-- Opening Marker --

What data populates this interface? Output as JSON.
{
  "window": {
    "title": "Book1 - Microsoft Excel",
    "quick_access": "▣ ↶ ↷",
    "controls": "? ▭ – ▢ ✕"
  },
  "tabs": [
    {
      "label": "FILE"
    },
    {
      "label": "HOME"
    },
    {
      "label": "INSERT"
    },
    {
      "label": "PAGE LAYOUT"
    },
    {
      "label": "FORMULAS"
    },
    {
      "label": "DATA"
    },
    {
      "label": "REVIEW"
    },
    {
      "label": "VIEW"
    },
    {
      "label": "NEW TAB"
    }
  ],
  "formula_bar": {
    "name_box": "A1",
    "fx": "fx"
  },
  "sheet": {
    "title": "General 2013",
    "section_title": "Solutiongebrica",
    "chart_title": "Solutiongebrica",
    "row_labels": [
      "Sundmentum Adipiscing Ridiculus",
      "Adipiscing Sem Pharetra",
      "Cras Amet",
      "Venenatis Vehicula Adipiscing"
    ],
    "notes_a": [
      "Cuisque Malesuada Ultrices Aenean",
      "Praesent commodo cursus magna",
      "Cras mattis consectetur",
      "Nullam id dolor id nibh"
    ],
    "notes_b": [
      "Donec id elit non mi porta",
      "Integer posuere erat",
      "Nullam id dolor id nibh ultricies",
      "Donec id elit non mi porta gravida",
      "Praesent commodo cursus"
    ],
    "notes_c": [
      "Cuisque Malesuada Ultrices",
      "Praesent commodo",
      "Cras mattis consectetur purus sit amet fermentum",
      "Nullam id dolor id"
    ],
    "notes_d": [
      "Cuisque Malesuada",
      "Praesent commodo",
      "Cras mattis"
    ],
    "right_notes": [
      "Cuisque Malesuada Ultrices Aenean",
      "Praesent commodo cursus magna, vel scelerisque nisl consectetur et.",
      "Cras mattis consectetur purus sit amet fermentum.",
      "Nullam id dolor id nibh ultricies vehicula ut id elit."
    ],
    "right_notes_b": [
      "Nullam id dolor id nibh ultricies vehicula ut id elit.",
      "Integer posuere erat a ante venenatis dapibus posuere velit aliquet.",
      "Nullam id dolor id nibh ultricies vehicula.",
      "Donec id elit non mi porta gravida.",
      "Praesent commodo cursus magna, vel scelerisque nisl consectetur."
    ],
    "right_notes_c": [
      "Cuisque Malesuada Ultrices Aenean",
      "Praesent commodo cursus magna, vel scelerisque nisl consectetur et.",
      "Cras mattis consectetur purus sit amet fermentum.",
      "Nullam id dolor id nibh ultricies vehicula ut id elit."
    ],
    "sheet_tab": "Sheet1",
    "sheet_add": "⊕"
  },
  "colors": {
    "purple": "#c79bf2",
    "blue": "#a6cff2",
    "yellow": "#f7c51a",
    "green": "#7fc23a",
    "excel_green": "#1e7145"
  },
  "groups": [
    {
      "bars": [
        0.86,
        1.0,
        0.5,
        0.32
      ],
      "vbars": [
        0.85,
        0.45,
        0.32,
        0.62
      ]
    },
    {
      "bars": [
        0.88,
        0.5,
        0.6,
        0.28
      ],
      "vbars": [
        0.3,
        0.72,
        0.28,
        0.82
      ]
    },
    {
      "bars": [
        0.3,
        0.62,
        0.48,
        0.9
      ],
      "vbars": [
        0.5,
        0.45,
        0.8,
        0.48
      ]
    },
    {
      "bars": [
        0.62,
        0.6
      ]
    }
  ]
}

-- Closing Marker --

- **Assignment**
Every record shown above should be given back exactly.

- **Task solution**
What data populates this interface? Output as JSON.
{
  "window": {
    "title": "Book1 - Microsoft Excel",
    "quick_access": "▣ ↶ ↷",
    "controls": "? ▭ – ▢ ✕"
  },
  "tabs": [
    {
      "label": "FILE"
    },
    {
      "label": "HOME"
    },
    {
      "label": "INSERT"
    },
    {
      "label": "PAGE LAYOUT"
    },
    {
      "label": "FORMULAS"
    },
    {
      "label": "DATA"
    },
    {
      "label": "REVIEW"
    },
    {
      "label": "VIEW"
    },
    {
      "label": "NEW TAB"
    }
  ],
  "formula_bar": {
    "name_box": "A1",
    "fx": "fx"
  },
  "sheet": {
    "title": "General 2013",
    "section_title": "Solutiongebrica",
    "chart_title": "Solutiongebrica",
    "row_labels": [
      "Sundmentum Adipiscing Ridiculus",
      "Adipiscing Sem Pharetra",
      "Cras Amet",
      "Venenatis Vehicula Adipiscing"
    ],
    "notes_a": [
      "Cuisque Malesuada Ultrices Aenean",
      "Praesent commodo cursus magna",
      "Cras mattis consectetur",
      "Nullam id dolor id nibh"
    ],
    "notes_b": [
      "Donec id elit non mi porta",
      "Integer posuere erat",
      "Nullam id dolor id nibh ultricies",
      "Donec id elit non mi porta gravida",
      "Praesent commodo cursus"
    ],
    "notes_c": [
      "Cuisque Malesuada Ultrices",
      "Praesent commodo",
      "Cras mattis consectetur purus sit amet fermentum",
      "Nullam id dolor id"
    ],
    "notes_d": [
      "Cuisque Malesuada",
      "Praesent commodo",
      "Cras mattis"
    ],
    "right_notes": [
      "Cuisque Malesuada Ultrices Aenean",
      "Praesent commodo cursus magna, vel scelerisque nisl consectetur et.",
      "Cras mattis consectetur purus sit amet fermentum.",
      "Nullam id dolor id nibh ultricies vehicula ut id elit."
    ],
    "right_notes_b": [
      "Nullam id dolor id nibh ultricies vehicula ut id elit.",
      "Integer posuere erat a ante venenatis dapibus posuere velit aliquet.",
      "Nullam id dolor id nibh ultricies vehicula.",
      "Donec id elit non mi porta gravida.",
      "Praesent commodo cursus magna, vel scelerisque nisl consectetur."
    ],
    "right_notes_c": [
      "Cuisque Malesuada Ultrices Aenean",
      "Praesent commodo cursus magna, vel scelerisque nisl consectetur et.",
      "Cras mattis consectetur purus sit amet fermentum.",
      "Nullam id dolor id nibh ultricies vehicula ut id elit."
    ],
    "sheet_tab": "Sheet1",
    "sheet_add": "⊕"
  },
  "colors": {
    "purple": "#c79bf2",
    "blue": "#a6cff2",
    "yellow": "#f7c51a",
    "green": "#7fc23a",
    "excel_green": "#1e7145"
  },
  "groups": [
    {
      "bars": [
        0.86,
        1.0,
        0.5,
        0.32
      ],
      "vbars": [
        0.85,
        0.45,
        0.32,
        0.62
      ]
    },
    {
      "bars": [
        0.88,
        0.5,
        0.6,
        0.28
      ],
      "vbars": [
        0.3,
        0.72,
        0.28,
        0.82
      ]
    },
    {
      "bars": [
        0.3,
        0.62,
        0.48,
        0.9
      ],
      "vbars": [
        0.5,
        0.45,
        0.8,
        0.48
      ]
    },
    {
      "bars": [
        0.62,
        0.6
      ]
    }
  ]
}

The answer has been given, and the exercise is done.